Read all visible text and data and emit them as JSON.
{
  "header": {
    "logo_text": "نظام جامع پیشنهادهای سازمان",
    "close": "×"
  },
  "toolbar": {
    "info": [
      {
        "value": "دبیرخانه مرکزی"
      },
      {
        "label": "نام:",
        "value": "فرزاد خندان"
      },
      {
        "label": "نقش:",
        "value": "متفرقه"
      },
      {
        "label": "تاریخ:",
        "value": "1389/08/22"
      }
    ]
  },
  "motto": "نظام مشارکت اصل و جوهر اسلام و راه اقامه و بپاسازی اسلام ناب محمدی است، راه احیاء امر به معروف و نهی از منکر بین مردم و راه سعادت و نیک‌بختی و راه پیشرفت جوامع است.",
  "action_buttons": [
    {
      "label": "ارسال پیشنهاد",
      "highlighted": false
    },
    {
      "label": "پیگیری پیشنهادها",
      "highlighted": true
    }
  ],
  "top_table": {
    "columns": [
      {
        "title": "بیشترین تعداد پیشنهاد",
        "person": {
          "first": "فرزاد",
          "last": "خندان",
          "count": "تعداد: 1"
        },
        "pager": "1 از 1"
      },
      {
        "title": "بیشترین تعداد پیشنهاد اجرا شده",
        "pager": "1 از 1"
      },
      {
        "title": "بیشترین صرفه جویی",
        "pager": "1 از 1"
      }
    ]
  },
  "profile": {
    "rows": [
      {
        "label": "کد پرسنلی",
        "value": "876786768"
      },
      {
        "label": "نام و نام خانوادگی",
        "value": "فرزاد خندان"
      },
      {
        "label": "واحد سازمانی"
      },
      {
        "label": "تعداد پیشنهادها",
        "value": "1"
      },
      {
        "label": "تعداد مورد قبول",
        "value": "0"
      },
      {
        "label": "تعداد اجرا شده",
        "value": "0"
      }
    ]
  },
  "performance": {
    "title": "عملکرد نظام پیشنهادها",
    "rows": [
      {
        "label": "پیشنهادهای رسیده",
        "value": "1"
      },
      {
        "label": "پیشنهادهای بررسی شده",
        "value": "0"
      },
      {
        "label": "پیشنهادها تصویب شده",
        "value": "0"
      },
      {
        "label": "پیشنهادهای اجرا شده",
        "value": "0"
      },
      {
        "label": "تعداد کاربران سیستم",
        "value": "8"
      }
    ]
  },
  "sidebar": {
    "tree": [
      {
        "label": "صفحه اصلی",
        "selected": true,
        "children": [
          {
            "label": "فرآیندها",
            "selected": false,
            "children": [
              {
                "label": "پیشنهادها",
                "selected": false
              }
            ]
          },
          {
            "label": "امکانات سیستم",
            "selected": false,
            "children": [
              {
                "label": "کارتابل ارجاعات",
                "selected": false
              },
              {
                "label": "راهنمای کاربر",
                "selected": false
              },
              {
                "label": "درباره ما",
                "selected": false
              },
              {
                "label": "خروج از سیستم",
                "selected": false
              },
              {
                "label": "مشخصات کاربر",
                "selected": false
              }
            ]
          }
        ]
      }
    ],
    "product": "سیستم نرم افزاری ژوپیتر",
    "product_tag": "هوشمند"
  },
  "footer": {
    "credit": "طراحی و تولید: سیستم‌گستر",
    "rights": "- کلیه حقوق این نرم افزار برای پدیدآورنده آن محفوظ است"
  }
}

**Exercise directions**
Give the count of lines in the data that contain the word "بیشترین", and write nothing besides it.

**Task answer**
3